Hours later, however, the Texas Supreme Court blocked other gay couples from obtaining marriage licenses after a legal challenge by Texas Attorney General Ken Paxton.
The state high court did not explicitly say it invalidated the marriage of the two women in Austin, but Paxton said in a statement that the court voided the marriage license.
"The same-sex marriage license ... is void, just as any license issued in violation of state law would be," the attorney general said.
Carl Tobias, a professor at the University of Richmond Law School in Virginia, said via email that the Supreme Court stay did not mention the marriage license.
"He is asserting something that the order does not say on its face," Tobias said of Paxton. "He may be correct, but you sure cannot tell what he says from the order's wording."
A county clerk in Austin issued the state's first marriage license to the same-sex couple, acting on the order of a Travis County judge who said health issues prevented the couple from waiting for further court decisions.
Travis County Clerk Dana DeBeauvoir's office said she issued Goodfriend and Bryant a marriage license at the order of District Judge David Wahlberg. Goodfriend said she had emergency surgery after being diagnosed with ovarian cancer in May.
Paxton responded by asking the Texas Supreme Court to block any rulings that "seek to undermine the constitutionality of Texas' marriage law."
'The law of Texas has not changed'
"The Texas Constitution clearly defines marriage as between one man and one woman, as Texas voters approved by an overwhelming majority," he said in a statement on Wednesday. "The law of Texas has not changed, and will not change due to the whims of any individual judge or county clerk operating on their own capacity anywhere in Texas. Activist judges don't change Texas law, and we will continue to aggressively defend the laws of our state and will ensure that any licenses issued contrary to law are invalid."

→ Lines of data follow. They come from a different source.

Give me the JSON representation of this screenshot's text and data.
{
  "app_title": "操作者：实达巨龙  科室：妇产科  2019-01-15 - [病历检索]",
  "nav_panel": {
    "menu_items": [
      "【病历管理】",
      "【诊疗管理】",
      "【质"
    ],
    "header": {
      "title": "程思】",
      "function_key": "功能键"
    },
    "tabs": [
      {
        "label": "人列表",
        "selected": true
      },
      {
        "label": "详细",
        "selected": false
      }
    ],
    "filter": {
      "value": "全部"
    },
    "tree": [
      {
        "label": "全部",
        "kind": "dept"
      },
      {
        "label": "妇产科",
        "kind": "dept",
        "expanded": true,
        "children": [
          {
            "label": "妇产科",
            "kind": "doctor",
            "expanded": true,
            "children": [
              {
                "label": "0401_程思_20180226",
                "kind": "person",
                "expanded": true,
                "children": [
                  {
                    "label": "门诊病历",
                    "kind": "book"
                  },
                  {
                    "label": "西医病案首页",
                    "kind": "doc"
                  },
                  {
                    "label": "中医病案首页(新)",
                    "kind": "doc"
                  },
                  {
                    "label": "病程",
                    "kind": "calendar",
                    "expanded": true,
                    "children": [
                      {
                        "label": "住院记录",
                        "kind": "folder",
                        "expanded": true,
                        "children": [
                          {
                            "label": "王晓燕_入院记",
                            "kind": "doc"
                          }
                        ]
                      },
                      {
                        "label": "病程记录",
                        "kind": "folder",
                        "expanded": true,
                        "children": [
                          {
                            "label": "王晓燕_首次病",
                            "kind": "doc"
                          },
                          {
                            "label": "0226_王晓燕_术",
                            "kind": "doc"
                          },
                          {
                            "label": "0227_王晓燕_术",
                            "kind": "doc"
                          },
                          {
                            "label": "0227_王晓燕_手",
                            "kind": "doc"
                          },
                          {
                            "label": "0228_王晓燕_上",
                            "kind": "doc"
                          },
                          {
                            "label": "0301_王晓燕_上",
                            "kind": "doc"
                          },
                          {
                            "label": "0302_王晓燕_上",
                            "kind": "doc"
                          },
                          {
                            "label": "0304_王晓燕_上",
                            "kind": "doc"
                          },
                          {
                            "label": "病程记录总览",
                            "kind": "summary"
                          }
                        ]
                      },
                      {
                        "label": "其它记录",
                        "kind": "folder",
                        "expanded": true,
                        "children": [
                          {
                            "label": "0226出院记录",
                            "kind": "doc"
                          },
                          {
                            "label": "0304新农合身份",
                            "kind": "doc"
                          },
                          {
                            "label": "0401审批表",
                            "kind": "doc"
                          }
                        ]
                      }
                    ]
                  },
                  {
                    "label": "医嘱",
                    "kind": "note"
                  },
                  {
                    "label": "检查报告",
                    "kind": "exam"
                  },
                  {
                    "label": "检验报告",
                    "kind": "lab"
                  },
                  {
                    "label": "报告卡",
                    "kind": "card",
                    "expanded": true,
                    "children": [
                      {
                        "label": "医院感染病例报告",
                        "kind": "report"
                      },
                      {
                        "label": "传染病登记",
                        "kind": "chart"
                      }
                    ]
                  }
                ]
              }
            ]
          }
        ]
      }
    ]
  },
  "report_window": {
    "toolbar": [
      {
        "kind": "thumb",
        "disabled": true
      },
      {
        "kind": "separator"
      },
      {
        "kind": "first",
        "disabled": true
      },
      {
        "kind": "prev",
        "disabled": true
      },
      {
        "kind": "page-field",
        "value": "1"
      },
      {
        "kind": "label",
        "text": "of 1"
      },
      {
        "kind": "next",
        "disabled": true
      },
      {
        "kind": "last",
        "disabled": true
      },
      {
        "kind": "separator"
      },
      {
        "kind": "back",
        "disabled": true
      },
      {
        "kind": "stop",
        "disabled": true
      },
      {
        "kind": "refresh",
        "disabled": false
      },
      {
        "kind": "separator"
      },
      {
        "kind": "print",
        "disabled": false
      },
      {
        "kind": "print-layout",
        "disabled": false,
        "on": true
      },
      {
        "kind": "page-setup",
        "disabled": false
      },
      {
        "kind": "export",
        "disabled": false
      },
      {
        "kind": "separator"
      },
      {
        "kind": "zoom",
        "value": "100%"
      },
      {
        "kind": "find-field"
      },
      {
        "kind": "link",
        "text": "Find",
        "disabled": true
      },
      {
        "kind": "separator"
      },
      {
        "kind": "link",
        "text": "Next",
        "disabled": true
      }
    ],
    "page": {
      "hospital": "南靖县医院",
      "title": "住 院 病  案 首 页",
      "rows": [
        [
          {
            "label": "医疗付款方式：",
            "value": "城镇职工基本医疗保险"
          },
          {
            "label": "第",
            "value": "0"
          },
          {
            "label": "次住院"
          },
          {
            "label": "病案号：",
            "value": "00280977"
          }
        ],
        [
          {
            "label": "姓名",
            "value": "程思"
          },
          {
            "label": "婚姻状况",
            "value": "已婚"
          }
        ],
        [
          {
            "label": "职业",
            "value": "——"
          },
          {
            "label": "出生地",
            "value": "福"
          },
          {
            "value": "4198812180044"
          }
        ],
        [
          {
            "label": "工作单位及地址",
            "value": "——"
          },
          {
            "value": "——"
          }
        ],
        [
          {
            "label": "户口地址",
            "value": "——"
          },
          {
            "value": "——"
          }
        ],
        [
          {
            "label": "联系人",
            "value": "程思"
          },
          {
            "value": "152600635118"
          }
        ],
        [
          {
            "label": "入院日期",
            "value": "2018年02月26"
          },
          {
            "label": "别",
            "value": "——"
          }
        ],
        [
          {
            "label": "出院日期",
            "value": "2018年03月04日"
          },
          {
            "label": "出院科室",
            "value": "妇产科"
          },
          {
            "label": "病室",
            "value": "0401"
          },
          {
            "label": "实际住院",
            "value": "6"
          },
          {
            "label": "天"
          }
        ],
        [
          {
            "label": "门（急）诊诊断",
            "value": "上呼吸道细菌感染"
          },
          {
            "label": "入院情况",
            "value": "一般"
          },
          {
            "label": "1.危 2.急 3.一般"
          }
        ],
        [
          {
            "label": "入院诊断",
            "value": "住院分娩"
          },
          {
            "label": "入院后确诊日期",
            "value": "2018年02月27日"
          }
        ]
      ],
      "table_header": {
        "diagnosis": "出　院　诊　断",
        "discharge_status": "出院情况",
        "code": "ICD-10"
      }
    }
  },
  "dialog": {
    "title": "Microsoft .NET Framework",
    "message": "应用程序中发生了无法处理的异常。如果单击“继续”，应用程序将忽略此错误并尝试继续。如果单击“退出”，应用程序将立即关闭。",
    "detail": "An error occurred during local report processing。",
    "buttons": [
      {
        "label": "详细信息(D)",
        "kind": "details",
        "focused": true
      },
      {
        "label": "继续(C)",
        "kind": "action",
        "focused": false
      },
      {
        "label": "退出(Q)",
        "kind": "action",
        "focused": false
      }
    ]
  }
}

In a statement, Gov. Greg Abbott said the "Texas Constitution defines marriage as consisting 'only of the union of one man and one woman' and was approved by more than three-quarters of Texas voters. I am committed to ensuring that the Texas Constitution is upheld and that the rule of law is maintained in the State of Texas."
Thursday's order applied only to that one couple, and "any additional licenses issued to same-sex couples also must be court ordered," DeBeauvoir's office said in a statement.
"We're here today -- two moms, two daughters -- but we're not different than the thousands and thousands of same sex couples who were recognized in the last census," Bryant said. "There are thousands of gay Texans. Everybody knows one or two or three. Even if you don't know, you do know them. They may not feel safe to be out but you know them."
'A very important day for our family'
At a news conference, Goodfriend and Bryant held hands with their daughters, Dawn and Ting.
"Is this really happening?" Bryant asked a couple of times.
"It's a very important day for our family," she told reporters. "It's a very important day for everyone who believes in justice and equality."
"This really is very very meaningful to our family to have the kind of ability to make personal decisions, health decisions and financial decisions as a family," Goodfriend said of the historic moment.
But Goodfriend said the moment was bittersweet.
"There are many other Texans, thousands of Texans who would like to be able to have their loving committed relationship recognized," she said.
Tobias said the Supreme Court stay essentially means the issuance of other marriage licenses to gay couples is unlikely. And the county court judge's ruling does not portend the end of the Texas ban.
"I think that the state court judge seems to be treating this case as a special one (because) of the health issues involved, so this appears to be a special exception," he said. "But (it's) unclear why the (attorney general) is so vigorously contesting what seems to be a narrow ruling, which may only apply to the couple before the court."
Texas' ban on same-sex marriage was struck down by a federal judge in January 2014, though that judge allowed it to remain in effect pending appeals.
"We didn't want to wait for the Supreme Court to make a decision -- which in June they probably will allow Texans to marry," Bryant said. "We have reasons to need to move a little bit faster. It seems that the judge understood that."
'We have a valid marriage license'
Bryant, an attorney, said she wasn't too concerned about the state attorney general's efforts.
"If they want to come in and try to undo this they will," she told reporters. "We have a valid marriage license and I don't think they can."
DeBeauvoir's statement said her office was ordered to immediately "cease and desist relying on the unconstitutional Texas prohibitions against same-sex marriage as a basis for not issuing a marriage license." In the case of Goodfriend and Bryant, the statement cited "severe and immediate health concerns."
"We are all waiting for a final decision on marriage equality," DeBeauvoir said in the statement. "However, this couple may not get the chance to hear the outcome of this issue because (of) one person's health. ... It is important to note that this order applies only to the medically fragile couple who brought the court action. Any additional licenses issued to same-sex couples also must be court ordered."
Paxton said his office filed a lawsuit seeking to enjoin the Travis County clerk from issuing any other same-sex marriage licenses.
Bryant told reporters, "We're just very grateful that we've had this opportunity to crack the door open in Texas. We hope it will swing wide for everyone very soon."